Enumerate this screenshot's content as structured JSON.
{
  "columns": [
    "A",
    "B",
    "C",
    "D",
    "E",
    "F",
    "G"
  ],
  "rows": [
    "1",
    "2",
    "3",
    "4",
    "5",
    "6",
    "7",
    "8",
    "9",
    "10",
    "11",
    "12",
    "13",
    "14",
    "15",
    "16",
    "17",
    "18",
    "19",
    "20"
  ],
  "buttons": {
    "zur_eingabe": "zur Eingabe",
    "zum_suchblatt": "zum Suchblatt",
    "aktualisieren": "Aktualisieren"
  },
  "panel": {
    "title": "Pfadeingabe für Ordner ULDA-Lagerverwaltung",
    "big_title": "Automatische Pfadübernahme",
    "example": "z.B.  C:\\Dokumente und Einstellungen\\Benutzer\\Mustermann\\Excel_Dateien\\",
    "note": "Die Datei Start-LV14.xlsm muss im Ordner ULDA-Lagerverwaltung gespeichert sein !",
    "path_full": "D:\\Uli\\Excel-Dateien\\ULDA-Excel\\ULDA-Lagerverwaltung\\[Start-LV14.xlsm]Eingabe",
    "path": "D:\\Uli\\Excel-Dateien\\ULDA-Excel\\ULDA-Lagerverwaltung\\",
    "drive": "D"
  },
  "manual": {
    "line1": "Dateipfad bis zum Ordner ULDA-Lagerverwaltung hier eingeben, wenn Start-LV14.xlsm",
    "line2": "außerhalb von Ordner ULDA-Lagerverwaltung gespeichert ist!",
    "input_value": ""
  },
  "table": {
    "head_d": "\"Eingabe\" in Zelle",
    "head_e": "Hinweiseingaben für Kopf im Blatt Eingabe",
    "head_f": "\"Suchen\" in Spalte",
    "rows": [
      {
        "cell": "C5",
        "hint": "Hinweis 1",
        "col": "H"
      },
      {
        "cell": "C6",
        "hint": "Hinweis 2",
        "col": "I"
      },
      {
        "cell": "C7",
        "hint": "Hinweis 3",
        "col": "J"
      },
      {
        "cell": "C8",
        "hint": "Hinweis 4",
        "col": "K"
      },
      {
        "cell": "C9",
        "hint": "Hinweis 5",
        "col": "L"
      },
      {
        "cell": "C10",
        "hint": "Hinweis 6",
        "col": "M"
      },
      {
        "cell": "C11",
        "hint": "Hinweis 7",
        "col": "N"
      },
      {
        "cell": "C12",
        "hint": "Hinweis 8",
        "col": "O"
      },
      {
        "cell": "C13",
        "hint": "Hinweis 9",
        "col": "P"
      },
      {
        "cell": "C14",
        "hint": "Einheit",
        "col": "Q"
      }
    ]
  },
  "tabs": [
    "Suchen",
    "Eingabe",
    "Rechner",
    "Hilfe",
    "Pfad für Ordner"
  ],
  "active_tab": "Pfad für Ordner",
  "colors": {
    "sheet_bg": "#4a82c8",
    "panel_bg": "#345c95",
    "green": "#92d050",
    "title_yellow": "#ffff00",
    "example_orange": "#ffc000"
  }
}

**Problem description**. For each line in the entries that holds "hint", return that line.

**Solution**.
        "hint": "Hinweis 1",
        "hint": "Hinweis 2",
        "hint": "Hinweis 3",
        "hint": "Hinweis 4",
        "hint": "Hinweis 5",
        "hint": "Hinweis 6",
        "hint": "Hinweis 7",
        "hint": "Hinweis 8",
        "hint": "Hinweis 9",
        "hint": "Einheit",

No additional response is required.